Thomas Edison Made It Into A Movie
In 1910, Thomas Edison and his studio, Edison Manufacturing Company, released a 16-minute short film that was a loose interpretation of Mary Shelley’s now infamous novel Frankenstein. Frankenstein was filmed at Edison Motion Picture Studios located on the corner of Decatur Avenue and Oliver Place in the Bronx, New York. The film was seen as sacrilegious and was considered lost until discovered in the 1950s by a private collector.
The Modern Vampire Story Came From The Same Contest Vampire legends are very old, but vampire fiction got a real boost at the same ghost story contest that led to Frankenstein. In fact, Lord Byron, the famous British poet, may have provided the original idea. He was not the writer, though; that was John Polidori, another attendee at the ghost story gathering. Polidori was inspired by Lord Byron's idea and wrote out an entire story called The Vampyre, which is thought to be the first real piece of vampire literature. Interestingly, both The Vampyre and Frankenstein were initially published anonymously. Polidori was revealed as the author of his book a few years later, but Mary Shelley didn't get full printed credit for her story until the 1830s.

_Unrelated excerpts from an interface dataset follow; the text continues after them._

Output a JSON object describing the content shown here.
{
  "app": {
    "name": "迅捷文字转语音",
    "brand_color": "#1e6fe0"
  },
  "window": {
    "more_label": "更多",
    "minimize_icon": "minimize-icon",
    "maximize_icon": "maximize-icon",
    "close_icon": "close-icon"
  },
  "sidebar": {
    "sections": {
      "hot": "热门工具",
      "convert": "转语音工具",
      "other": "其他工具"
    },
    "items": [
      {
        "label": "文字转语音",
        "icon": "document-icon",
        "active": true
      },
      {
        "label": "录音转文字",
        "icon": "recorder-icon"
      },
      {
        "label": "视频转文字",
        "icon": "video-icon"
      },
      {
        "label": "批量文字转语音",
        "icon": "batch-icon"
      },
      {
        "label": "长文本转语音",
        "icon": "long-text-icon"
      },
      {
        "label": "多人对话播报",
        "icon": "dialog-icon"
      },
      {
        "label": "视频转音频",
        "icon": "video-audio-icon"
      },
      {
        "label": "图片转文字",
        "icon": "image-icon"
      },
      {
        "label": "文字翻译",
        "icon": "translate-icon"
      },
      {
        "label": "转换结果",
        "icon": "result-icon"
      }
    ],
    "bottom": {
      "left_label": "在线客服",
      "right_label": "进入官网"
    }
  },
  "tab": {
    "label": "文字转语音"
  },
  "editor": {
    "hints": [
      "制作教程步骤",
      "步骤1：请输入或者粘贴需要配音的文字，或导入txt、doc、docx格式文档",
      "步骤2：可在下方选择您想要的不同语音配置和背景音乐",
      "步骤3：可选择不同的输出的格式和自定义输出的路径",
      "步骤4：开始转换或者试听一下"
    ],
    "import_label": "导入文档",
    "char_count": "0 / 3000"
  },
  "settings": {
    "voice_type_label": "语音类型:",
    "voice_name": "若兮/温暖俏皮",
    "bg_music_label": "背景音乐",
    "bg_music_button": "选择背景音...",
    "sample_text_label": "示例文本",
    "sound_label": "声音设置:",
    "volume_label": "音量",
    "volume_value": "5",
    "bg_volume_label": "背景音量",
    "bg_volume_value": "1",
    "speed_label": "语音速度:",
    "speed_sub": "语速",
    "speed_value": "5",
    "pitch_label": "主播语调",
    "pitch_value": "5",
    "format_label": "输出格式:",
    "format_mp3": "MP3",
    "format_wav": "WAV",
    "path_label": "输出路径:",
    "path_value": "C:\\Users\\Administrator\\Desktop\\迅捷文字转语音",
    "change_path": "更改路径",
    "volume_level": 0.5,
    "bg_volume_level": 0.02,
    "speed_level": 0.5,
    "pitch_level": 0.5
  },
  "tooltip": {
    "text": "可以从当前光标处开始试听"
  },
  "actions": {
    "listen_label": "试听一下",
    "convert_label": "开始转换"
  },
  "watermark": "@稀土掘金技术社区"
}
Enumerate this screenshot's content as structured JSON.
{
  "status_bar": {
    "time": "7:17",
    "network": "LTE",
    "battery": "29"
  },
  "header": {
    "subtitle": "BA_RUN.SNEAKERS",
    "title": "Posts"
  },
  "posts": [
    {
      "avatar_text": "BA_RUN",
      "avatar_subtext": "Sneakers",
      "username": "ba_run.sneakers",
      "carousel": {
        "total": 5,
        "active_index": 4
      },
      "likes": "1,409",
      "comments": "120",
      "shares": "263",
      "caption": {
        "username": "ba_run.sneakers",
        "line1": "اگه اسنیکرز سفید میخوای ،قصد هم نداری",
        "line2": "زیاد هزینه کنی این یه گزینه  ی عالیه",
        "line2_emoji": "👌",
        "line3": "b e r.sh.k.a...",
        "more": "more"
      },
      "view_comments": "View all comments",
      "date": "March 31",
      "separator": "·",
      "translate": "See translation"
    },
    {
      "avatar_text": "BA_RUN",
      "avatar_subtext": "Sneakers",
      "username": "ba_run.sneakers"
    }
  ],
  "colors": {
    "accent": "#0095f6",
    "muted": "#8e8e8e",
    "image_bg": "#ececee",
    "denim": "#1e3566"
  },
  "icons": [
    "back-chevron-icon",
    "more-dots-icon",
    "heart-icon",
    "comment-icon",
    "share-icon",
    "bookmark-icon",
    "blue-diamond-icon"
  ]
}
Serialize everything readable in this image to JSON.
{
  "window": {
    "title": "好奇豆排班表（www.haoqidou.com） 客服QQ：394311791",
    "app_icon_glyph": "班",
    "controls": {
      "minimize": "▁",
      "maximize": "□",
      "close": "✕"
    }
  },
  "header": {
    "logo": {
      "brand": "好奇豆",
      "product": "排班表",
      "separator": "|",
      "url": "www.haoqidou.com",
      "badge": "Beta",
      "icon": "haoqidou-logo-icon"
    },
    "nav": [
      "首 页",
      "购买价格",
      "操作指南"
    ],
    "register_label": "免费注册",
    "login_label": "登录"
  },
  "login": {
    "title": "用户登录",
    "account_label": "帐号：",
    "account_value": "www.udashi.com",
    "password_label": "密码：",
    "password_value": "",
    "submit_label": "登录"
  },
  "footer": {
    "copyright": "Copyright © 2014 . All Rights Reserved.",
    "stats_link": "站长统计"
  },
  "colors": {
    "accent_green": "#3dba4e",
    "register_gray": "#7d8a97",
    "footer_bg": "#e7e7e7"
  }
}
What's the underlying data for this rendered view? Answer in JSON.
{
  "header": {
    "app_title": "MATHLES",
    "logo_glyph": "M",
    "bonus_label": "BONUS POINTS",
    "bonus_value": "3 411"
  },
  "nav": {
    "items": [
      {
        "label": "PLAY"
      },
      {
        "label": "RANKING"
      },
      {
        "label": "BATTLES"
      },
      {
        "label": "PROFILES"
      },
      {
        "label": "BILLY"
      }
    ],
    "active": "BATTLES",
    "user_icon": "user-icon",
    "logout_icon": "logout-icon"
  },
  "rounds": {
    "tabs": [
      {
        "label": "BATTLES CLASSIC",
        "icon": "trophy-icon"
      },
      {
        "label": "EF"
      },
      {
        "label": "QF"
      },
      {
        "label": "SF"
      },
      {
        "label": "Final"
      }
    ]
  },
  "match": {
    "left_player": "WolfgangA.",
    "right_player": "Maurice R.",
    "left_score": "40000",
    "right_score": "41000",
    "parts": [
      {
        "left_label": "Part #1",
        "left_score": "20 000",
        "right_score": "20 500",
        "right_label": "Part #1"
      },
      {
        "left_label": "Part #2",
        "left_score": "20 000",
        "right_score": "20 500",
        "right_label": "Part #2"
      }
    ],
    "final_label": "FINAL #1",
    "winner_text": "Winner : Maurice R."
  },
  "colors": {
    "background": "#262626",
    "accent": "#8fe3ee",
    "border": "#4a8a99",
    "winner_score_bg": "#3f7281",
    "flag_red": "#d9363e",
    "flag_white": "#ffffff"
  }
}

There Is a Real Castle Frankenstein Mary Shelley said the name of Frankenstein came in her dream but in Germany there is a Castle Frankenstein, which Shelley visited it in 1814. The castle is near the city of Darmstadt. While the castle is partly in ruins now, its caretakers have taken to the Frankenstein fame well, holding large Halloween parties at the site. When the castle was in better shape, it was occupied by a man named Dippel, an alchemist who thought he could create an oil that would confer health from every ailment and make people live decades longer. He didn't succeed, of course, but his reputation—and his apparent belief that the deliberate transfer of souls between bodies was possible—may have influenced Shelley. However, she had never named Dippel as a direct inspiration for her story.